- If investigatory time limits are missed by HMRC then the law dictates that the tax is and should be written-off
- There is no reason why the arrangements targeted by the Loan Charge should be any different.
Gordon adds that the risk of HMRC missing a time limit should have been completely eradicated by the implementation of the Disclosure of Tax Avoidance Schemes (DOTAS) rules. Since 2004, DOTAS has required that individuals notify HMRC of their use of schemes by including a DOTAS number within their tax return, or else risk a penalty.
HMRC claims that the inclusion of a DOTAS number will result in an inquiry. However, as acknowledged by former HMRC officer Ray McCann when providing evidence to a Treasury Sub-Committee, HMRC failed to open inquiries “on a number of occasions” where a DOTAS number had been provided.
Gordon argues that this, alongside HMRC’s failure to make clear its opposition to such arrangements until 2016, gave many participants the false sense of HMRC approval, encouraging many to remain within such arrangements and others to join them.
As a result, HMRC estimates that roughly 50,000 individual taxpayers will be affected by the Loan Charge when it is implemented, though some commentators have suggested that this figure could be as high as 100,000.
How HMRC has misled the Treasury on the Loan Charge
Summarising the Loan Charge in response to evidence provided by HMRC officials to a Treasury Sub-Committee last month, Gordon noted: “HMRC took its eye off the ball and has devised a system that gives them a second bite of the cherry. Taxpayers were left in the dark. It was not their fault, but HMRC is going to punish them retrospectively in any event.”
Given the potentially devastating impact of the legislation, it’s unsurprising that HMRC felt inclined to distort the facts and figures to justify its own existence. The taxman’s lies have so far gone uncontested by the Treasury and Government, with Gordon noting that both Stride and Chancellor of the Exchequer Philip Hammond have spoken publicly using briefing notes that falsely describe the schemes in question as “unlawful” and “evasion”.
As a result, the Chancellor branded use of such schemes “illegal tax avoidance” on live television, a comment he later retracted. Assuming the briefing notes were provided by HMRC, it heads up a list of further ways in which the taxman has misled the Treasury, as observed by Gordon. These include:
‘In the course of my daily work, I routinely see HMRC saying whatever suits them with no real care as to the accuracy of their assertions’, Gordon adds.

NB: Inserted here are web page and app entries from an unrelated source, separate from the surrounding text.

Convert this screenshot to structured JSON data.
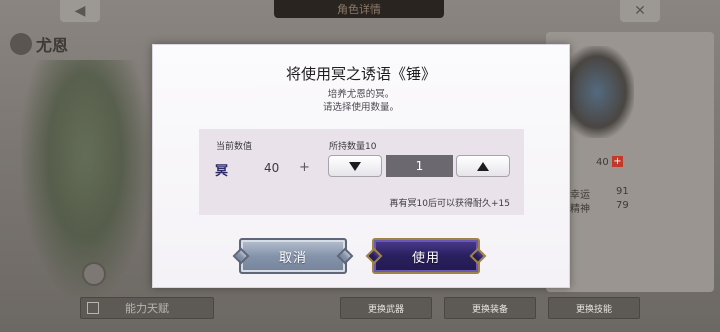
{
  "background": {
    "screen_title": "角色详情",
    "back_icon": "arrow-left-icon",
    "close_icon": "close-icon",
    "hero_name": "尤恩",
    "stats": [
      {
        "label": "幸运",
        "value": "91"
      },
      {
        "label": "精神",
        "value": "79"
      }
    ],
    "stat_top_value": "40",
    "bottom_buttons": [
      "能力天赋",
      "更换武器",
      "更换装备",
      "更换技能"
    ]
  },
  "dialog": {
    "title": "将使用冥之诱语《锤》",
    "description_line1": "培养尤恩的冥。",
    "description_line2": "请选择使用数量。",
    "current_value_label": "当前数值",
    "owned_count_label": "所持数量10",
    "item_name": "冥",
    "current_value": "40",
    "plus_sign": "+",
    "quantity": "1",
    "hint": "再有冥10后可以获得耐久+15",
    "cancel_label": "取消",
    "use_label": "使用"
  },
  "colors": {
    "dialog_bg": "#f7f5f8",
    "panel_bg": "#e9e2ea",
    "use_button": "#2a1f5e",
    "cancel_button": "#8594ab"
  }
}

HMRC’s application of IR35 increased loan scheme use
HMRC officials have attributed the use of loan schemes to perceived non-compliance with IR35. HMRC’s IR35 lead Jim Harra recently told a Parliamentary Committee that the Loan Charge applies to engagements entered into as long ago as 1999, to coincide with an uptake in scheme use following IR35’s introduction.
Far from a means of circumventing IR35, Gordon instead argues that the need to “avoid the aggravation of a misconceived IR35 enquiry” will have been the main motive for most, adding: “It is of little comfort that HMRC has such a low success rate in IR35 challenges, because the mere fact of an investigation is a misery in its own right.”

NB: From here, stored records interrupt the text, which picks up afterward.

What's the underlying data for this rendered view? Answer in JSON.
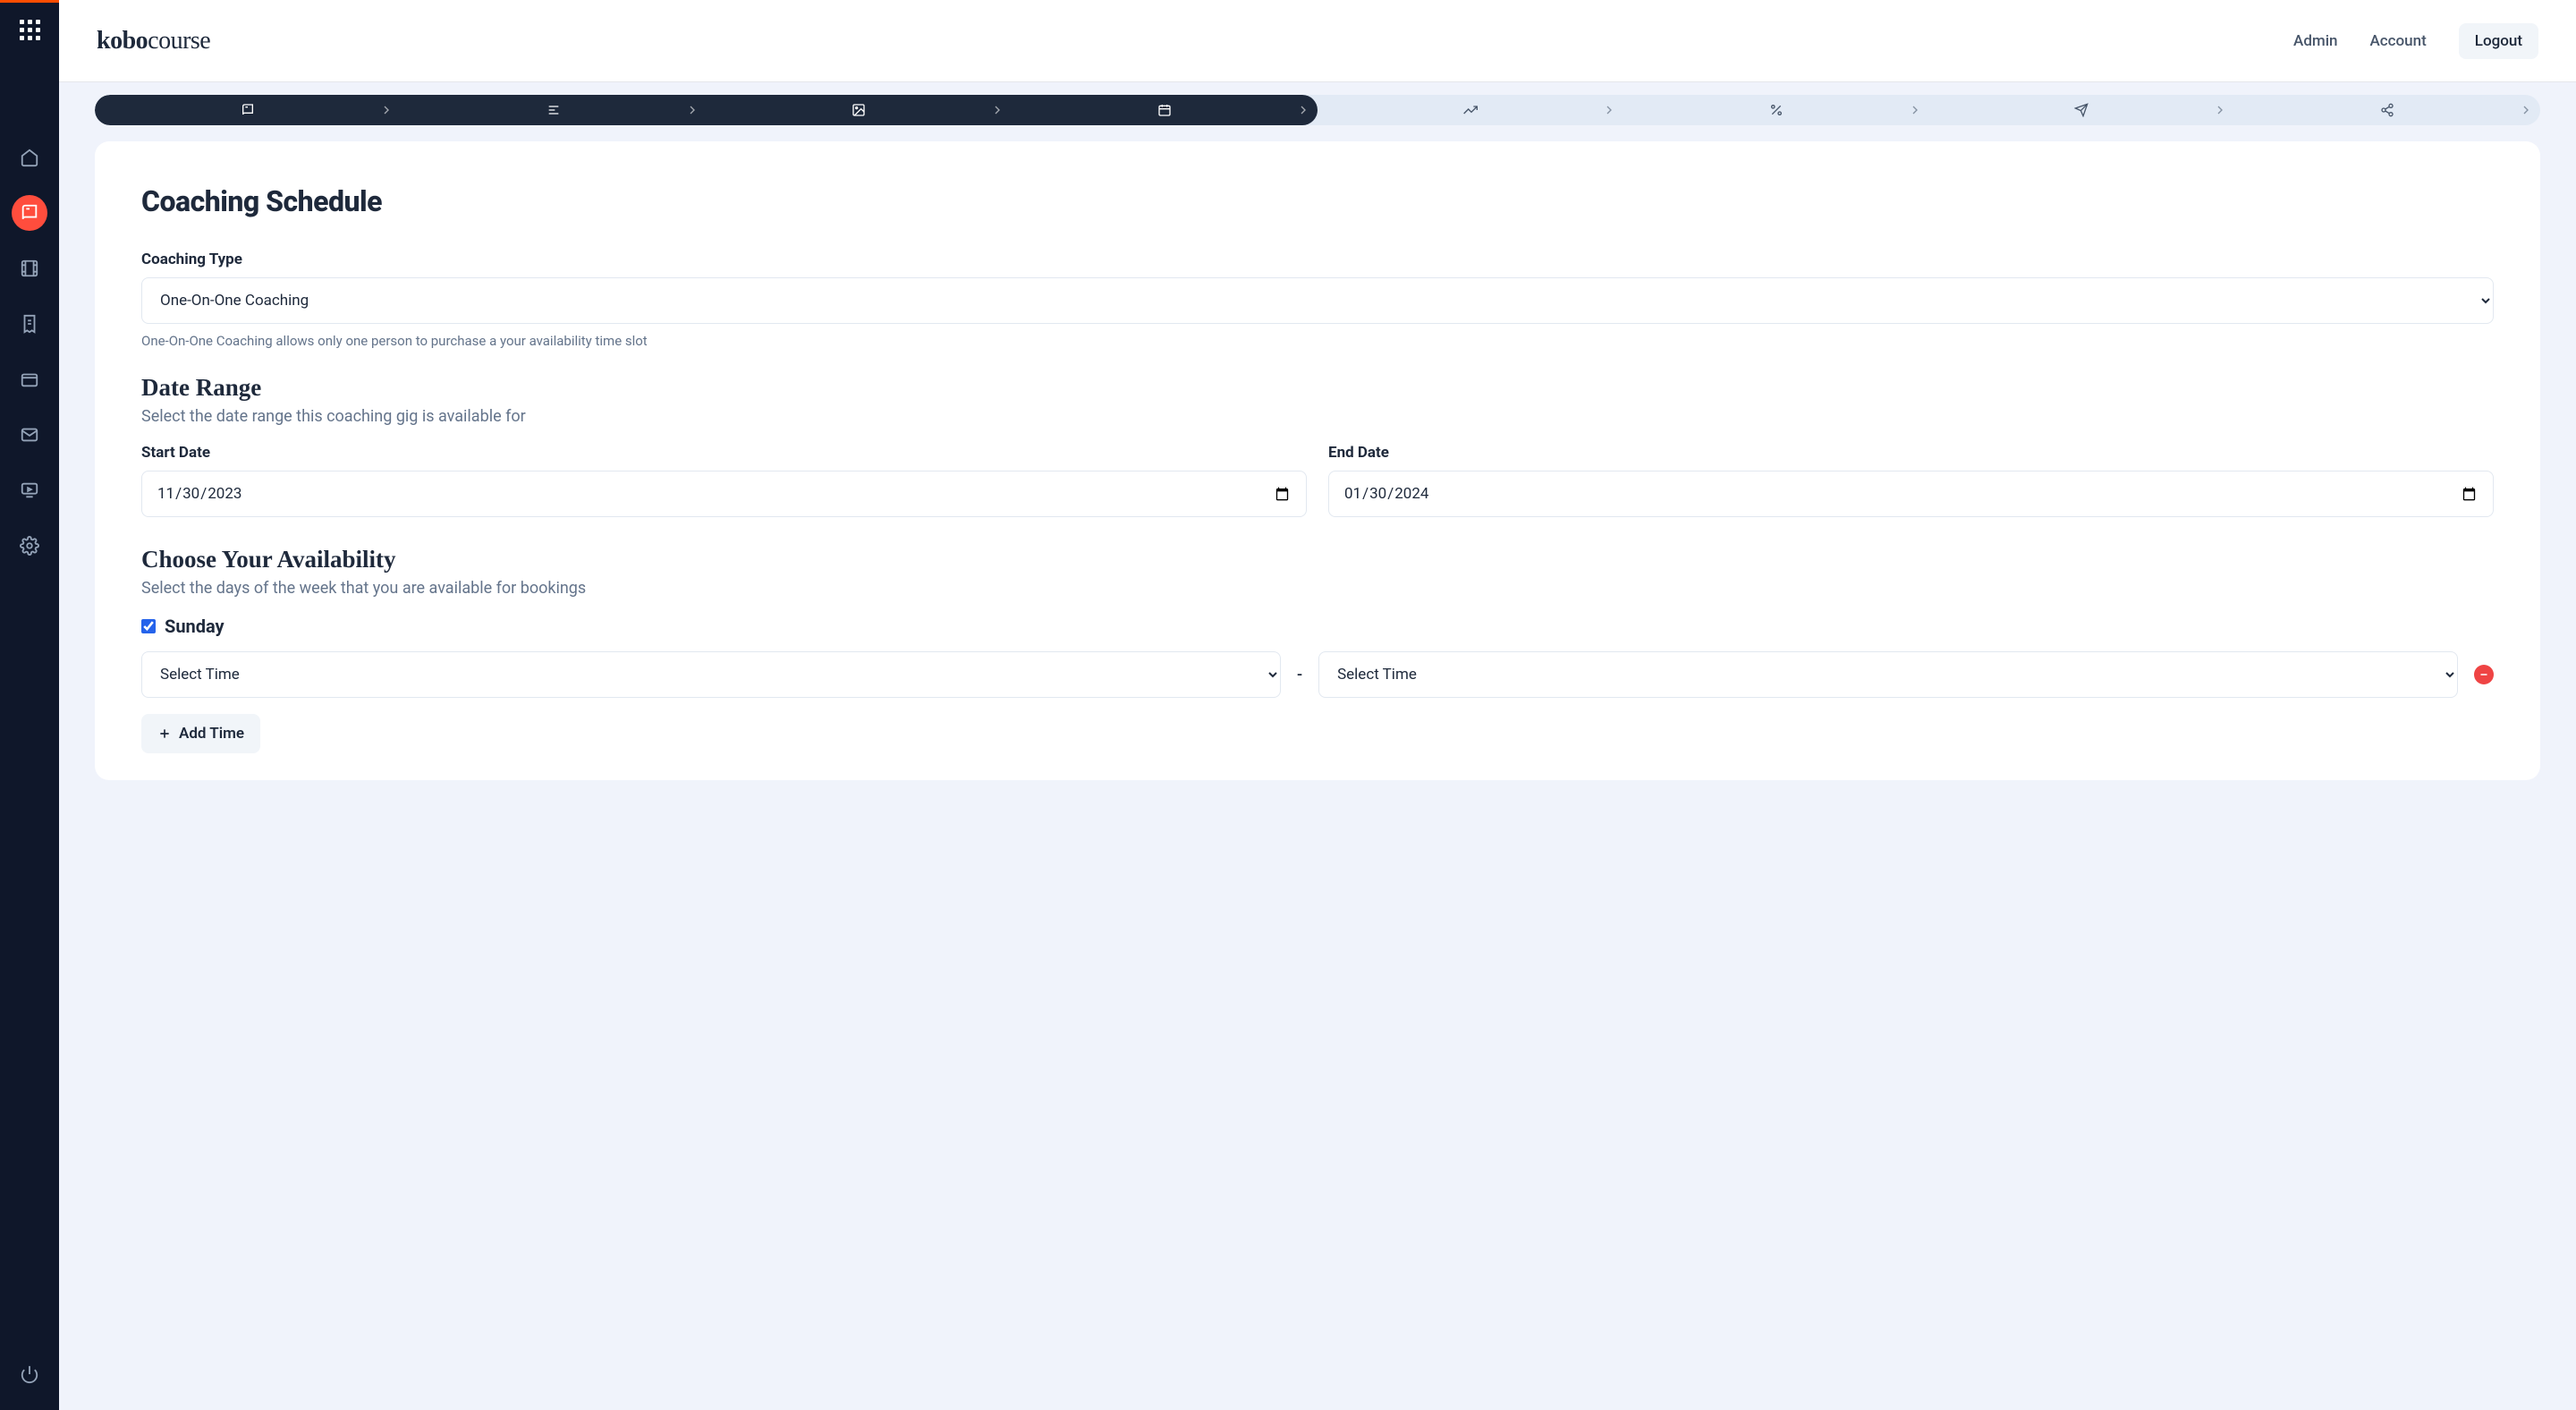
{
  "logo": {
    "bold": "kobo",
    "rest": "course"
  },
  "topnav": {
    "admin": "Admin",
    "account": "Account",
    "logout": "Logout"
  },
  "page": {
    "title": "Coaching Schedule",
    "coaching_type_label": "Coaching Type",
    "coaching_type_value": "One-On-One Coaching",
    "coaching_type_help": "One-On-One Coaching allows only one person to purchase a your availability time slot",
    "date_range_heading": "Date Range",
    "date_range_sub": "Select the date range this coaching gig is available for",
    "start_date_label": "Start Date",
    "start_date_value": "2023-11-30",
    "end_date_label": "End Date",
    "end_date_value": "2024-01-30",
    "availability_heading": "Choose Your Availability",
    "availability_sub": "Select the days of the week that you are available for bookings",
    "day": {
      "name": "Sunday",
      "checked": true
    },
    "time_placeholder": "Select Time",
    "time_sep": "-",
    "add_time_label": "Add Time"
  }
}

ContractorCalculator CEO Dave Chaplin agrees, adding that, in addition to HMRC’s often misguided pursuit of taxpayers, the draconian nature of IR35 is to blame for much of the uptake of loan schemes:

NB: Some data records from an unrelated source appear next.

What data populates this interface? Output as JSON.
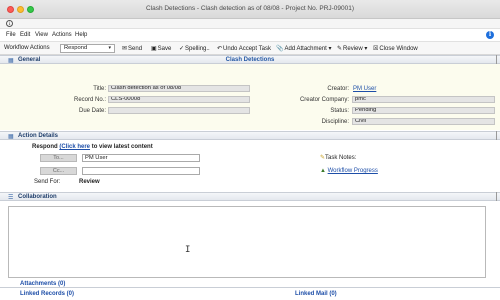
{
  "window": {
    "title": "Clash Detections - Clash detection as of 08/08 - Project No. PRJ-09001)"
  },
  "menu": {
    "items": [
      "File",
      "Edit",
      "View",
      "Actions",
      "Help"
    ],
    "help_badge": "i",
    "info_icon": "i"
  },
  "toolbar": {
    "workflow_actions_label": "Workflow Actions",
    "workflow_select_value": "Respond",
    "send": "Send",
    "save": "Save",
    "spelling": "Spelling..",
    "undo_accept": "Undo Accept Task",
    "add_attachment": "Add Attachment",
    "review": "Review",
    "close_window": "Close Window"
  },
  "general": {
    "section_label": "General",
    "header_center": "Clash Detections",
    "title_label": "Title:",
    "title_value": "Clash detection as of 08/08",
    "record_label": "Record No.:",
    "record_value": "CLS-00008",
    "due_label": "Due Date:",
    "due_value": "",
    "creator_label": "Creator:",
    "creator_value": "PM User",
    "creator_company_label": "Creator Company:",
    "creator_company_value": "pmc",
    "status_label": "Status:",
    "status_value": "Pending",
    "discipline_label": "Discipline:",
    "discipline_value": "Civil"
  },
  "action_details": {
    "section_label": "Action Details",
    "respond_prefix": "Respond",
    "respond_link": "(Click here",
    "respond_suffix": "to view latest content",
    "to_button": "To...",
    "to_value": "PM User",
    "cc_button": "Cc...",
    "cc_value": "",
    "send_for_label": "Send For:",
    "send_for_value": "Review",
    "task_notes": "Task Notes:",
    "workflow_progress": "Workflow Progress"
  },
  "collaboration": {
    "section_label": "Collaboration"
  },
  "footer": {
    "attachments": "Attachments (0)",
    "linked_records": "Linked Records (0)",
    "linked_mail": "Linked Mail (0)"
  },
  "colors": {
    "accent": "#1d4ea8",
    "general_bg": "#fcfcee",
    "help_badge": "#1e6fdc"
  }
}
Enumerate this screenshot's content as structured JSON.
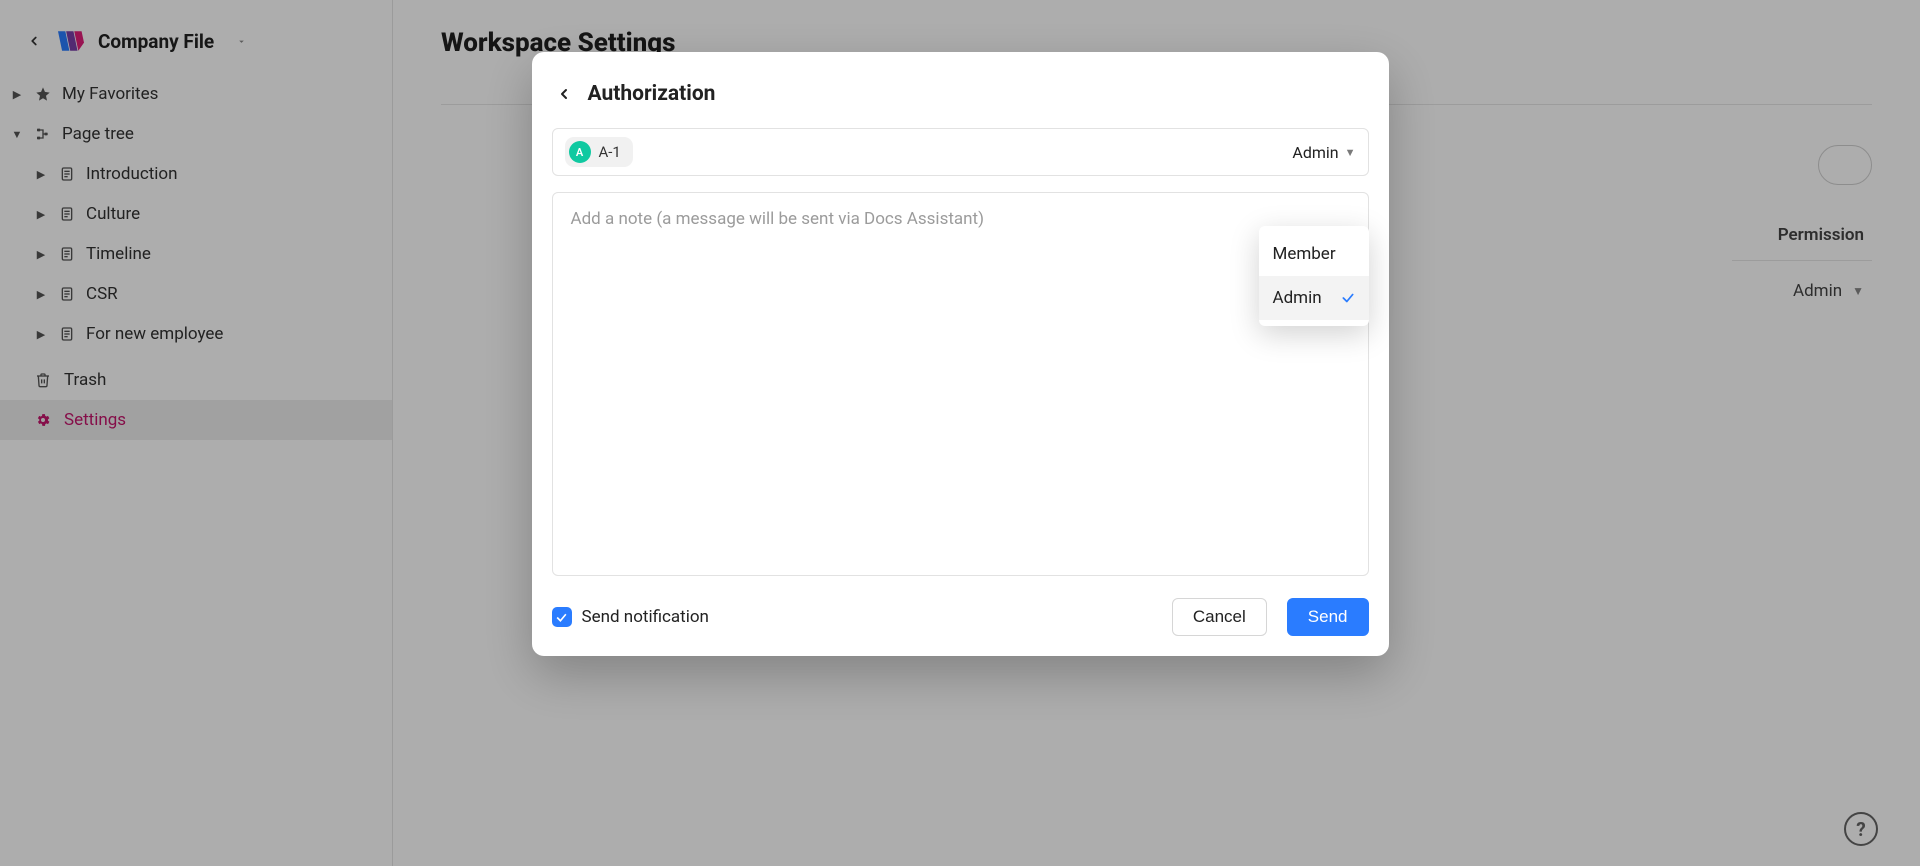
{
  "sidebar": {
    "workspace_name": "Company File",
    "favorites_label": "My Favorites",
    "page_tree_label": "Page tree",
    "pages": [
      {
        "label": "Introduction"
      },
      {
        "label": "Culture"
      },
      {
        "label": "Timeline"
      },
      {
        "label": "CSR"
      },
      {
        "label": "For new employee"
      }
    ],
    "trash_label": "Trash",
    "settings_label": "Settings"
  },
  "main": {
    "title": "Workspace Settings",
    "permission_header": "Permission",
    "row_role": "Admin"
  },
  "modal": {
    "title": "Authorization",
    "recipient": {
      "avatar_initial": "A",
      "name": "A-1"
    },
    "role_selected": "Admin",
    "role_options": [
      "Member",
      "Admin"
    ],
    "note_placeholder": "Add a note (a message will be sent via Docs Assistant)",
    "send_notification_label": "Send notification",
    "send_notification_checked": true,
    "cancel_label": "Cancel",
    "send_label": "Send"
  },
  "help_label": "?"
}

“The main reason people turned to these schemes was due to the unfairness of IR35, which sought to deduct the ‘deemed employer’s’ National Insurance (NI) bill from the contractor, even though it was avoided by the hiring firm. And the rules refused to confer any employment rights despite the contractor being classed as an employee for tax purposes.
“This kind of aggressive tax policy, where the self-employed end up paying higher taxes than employees, but without any rights, encourages tax avoidance. It has happened with IR35, which Government has answered to with even more aggressive policy. With that in mind, the signs for April 2020, when hundreds of thousands of contractors seek ways to avoid the unfair Off-Payroll tax, look ominous.”
View copy of letter